• _Work task_: Whenever "description" appears in a line of the entries below, that line counts; give the total only.

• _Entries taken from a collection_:
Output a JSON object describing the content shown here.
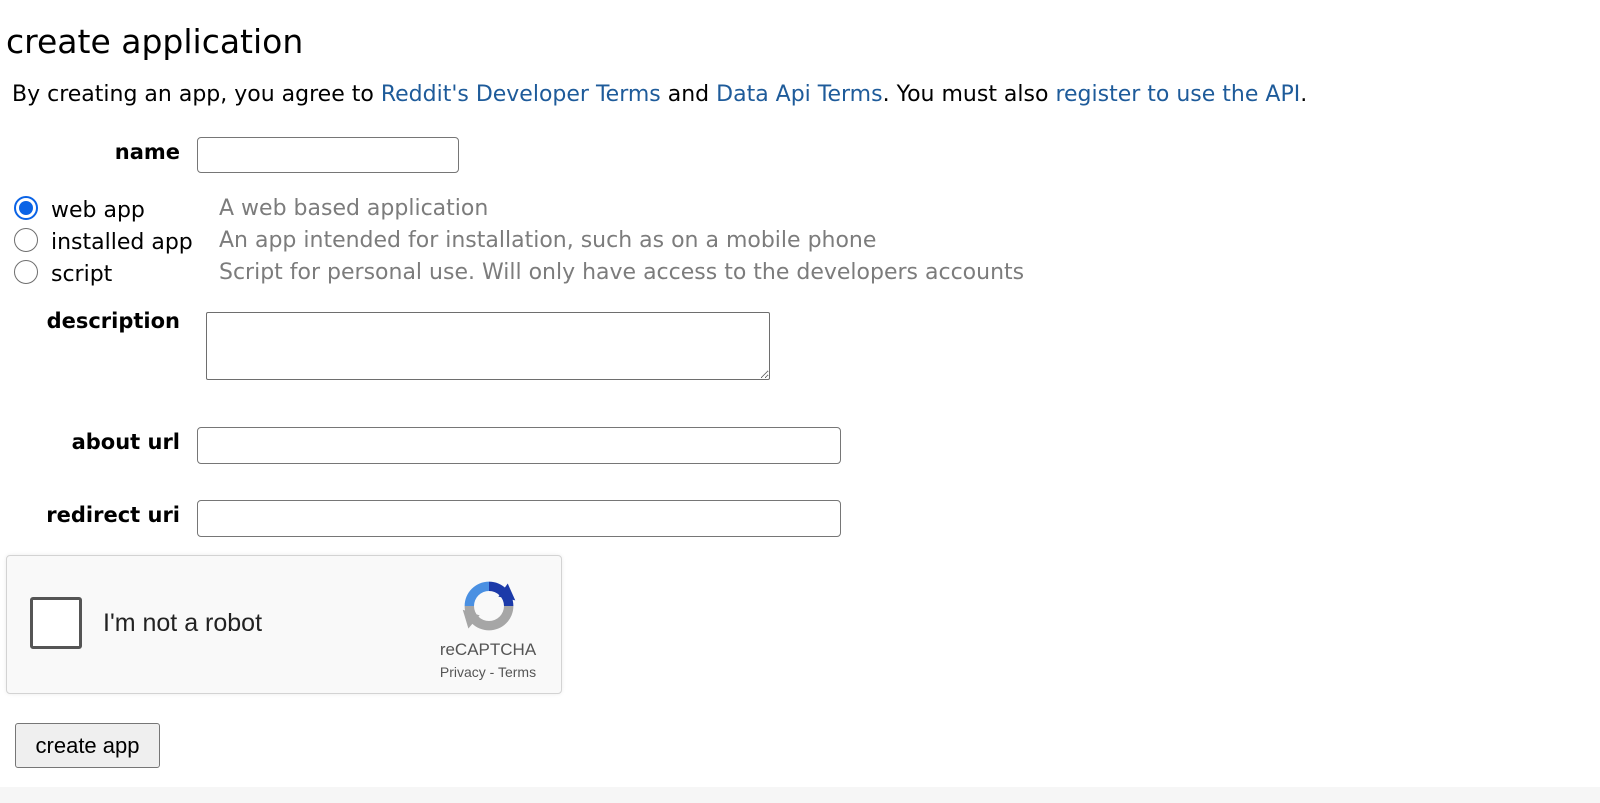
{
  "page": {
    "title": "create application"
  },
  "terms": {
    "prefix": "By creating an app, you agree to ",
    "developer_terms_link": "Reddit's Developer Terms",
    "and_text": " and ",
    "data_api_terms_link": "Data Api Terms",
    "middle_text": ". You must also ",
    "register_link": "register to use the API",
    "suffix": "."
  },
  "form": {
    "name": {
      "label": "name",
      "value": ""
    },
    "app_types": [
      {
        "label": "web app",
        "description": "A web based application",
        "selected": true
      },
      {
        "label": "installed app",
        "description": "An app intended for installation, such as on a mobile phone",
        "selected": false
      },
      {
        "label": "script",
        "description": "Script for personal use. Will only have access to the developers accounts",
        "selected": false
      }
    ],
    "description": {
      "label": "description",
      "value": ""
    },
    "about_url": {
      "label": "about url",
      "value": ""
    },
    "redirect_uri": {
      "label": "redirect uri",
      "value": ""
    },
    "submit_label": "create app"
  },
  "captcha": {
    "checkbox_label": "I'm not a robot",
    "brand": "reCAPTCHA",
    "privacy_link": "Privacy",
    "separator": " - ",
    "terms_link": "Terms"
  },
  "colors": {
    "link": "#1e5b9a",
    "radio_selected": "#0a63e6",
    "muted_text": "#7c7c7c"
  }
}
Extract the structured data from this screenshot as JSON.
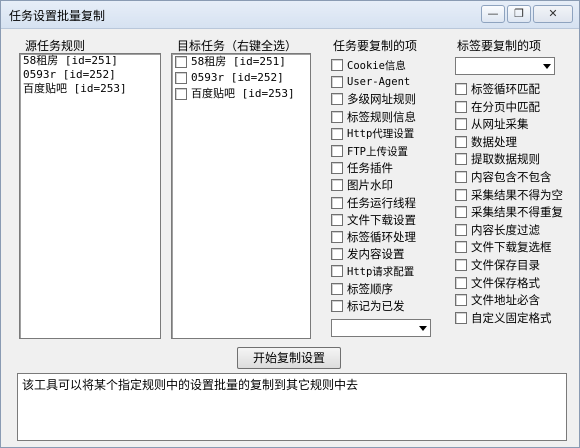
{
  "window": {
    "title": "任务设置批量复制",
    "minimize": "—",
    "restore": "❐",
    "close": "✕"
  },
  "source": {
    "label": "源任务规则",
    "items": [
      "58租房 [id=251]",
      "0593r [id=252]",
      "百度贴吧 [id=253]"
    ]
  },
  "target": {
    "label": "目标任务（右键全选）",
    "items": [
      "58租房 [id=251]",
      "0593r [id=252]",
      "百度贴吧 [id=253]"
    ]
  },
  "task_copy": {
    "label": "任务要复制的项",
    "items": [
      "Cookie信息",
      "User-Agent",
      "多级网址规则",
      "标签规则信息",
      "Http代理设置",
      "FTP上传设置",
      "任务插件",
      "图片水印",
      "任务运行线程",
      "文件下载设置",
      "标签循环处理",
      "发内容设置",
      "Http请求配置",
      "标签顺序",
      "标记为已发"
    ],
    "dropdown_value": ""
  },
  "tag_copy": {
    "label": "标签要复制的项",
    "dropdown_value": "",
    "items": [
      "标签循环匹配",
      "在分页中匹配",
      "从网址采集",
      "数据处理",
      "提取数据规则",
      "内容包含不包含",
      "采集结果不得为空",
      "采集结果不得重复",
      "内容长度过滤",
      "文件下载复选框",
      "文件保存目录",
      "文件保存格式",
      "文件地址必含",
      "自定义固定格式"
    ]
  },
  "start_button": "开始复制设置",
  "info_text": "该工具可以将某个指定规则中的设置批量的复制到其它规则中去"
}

• _Solved problem_: 5